Car manufacturers with internet-enabled vehicles may become our insurers. "The world of the insurance company is about to be blown apart," says Naylor, who points out that motor vehicle insurance is 60 per cent of general insurers' cash flow.

If disrupters end up scooping a large proportion of that revenue, existing insurers are in for considerable pain, he says.

The general idea is that policy holders agree to support each other financially without needing the services of traditional insurance companies.

Peer to peer (P2P) insurance cover is another threat for the industry and potential boon for consumers. Actuary Chris Logan, who runs the website PeerCover.co.nz, has been investigating ways that consumers could club together to provide insurance to each other. PeerCover doesn't yet offer a product and is still at the conception stage.

The general idea is that policy holders agree to support each other financially without needing the services of traditional insurance companies.

One model Logan has looked at involves groups of individuals paying premiums into a pool. Claims would be paid from the pool of money, or refunded if there were no claims.

P2P lending is already being offered in New Zealand by Harmoney, Squirrel Money, LendMe and Lending Crowd. Investors make money available to borrowers via these online platforms. Their return is the rate at which the money is being lent minus the platform provider's cut.

Interest rates are weighted against the higher risk of the lending, and investors need to be prepared to lose the principal if the borrower defaults on the loan. It can take a lot of interest earnings to make up for lost capital.

Returns of 10 or 15 per cent a year might look good on paper, but the trade-off is the risk the investor runs of the borrower defaulting.

P2P platforms are privately held businesses that don't need to operate with the transparency of a bank or other stock exchange-listed company. Investors have no guarantee of the care with which their money is being placed.

The concept of P2P lending, in which investors' money is split between many loans, is safer than the lending by finance companies a decade ago to property developers involved in speculative projects that sometimes collapsed.

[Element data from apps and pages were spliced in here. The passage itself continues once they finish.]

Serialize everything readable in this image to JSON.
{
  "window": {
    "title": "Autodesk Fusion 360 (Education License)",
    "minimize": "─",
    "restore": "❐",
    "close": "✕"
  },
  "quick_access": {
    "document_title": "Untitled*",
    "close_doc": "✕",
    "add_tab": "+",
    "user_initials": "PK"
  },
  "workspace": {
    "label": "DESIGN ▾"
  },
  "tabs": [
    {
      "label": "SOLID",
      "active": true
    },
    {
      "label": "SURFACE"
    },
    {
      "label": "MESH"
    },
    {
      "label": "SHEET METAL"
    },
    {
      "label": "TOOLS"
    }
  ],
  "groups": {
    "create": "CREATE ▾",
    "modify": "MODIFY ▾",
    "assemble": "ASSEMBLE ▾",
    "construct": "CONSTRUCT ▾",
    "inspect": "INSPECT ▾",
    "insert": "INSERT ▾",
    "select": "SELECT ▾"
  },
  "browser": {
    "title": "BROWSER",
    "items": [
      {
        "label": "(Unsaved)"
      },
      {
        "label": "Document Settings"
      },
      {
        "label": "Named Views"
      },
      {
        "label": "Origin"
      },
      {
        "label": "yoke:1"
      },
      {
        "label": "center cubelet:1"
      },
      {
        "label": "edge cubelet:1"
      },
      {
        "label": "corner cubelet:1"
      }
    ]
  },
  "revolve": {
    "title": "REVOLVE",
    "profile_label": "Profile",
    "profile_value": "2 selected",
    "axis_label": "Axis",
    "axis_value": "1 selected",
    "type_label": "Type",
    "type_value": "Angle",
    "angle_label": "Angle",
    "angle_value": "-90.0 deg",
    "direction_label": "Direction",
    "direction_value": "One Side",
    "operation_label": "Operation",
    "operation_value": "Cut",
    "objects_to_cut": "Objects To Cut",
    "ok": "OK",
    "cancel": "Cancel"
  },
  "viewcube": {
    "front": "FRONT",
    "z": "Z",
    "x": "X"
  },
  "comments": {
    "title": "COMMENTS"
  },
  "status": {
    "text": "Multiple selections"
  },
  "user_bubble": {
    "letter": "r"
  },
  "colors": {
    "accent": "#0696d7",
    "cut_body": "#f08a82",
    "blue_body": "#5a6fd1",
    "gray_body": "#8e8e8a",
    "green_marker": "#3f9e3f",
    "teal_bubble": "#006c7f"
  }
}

P2P loans are mainly going to individuals borrowing for cars, holidays, home improvements and debt consolidation, which is usually safer than development loans.

As with all disrupters and new-style investments, buyer beware.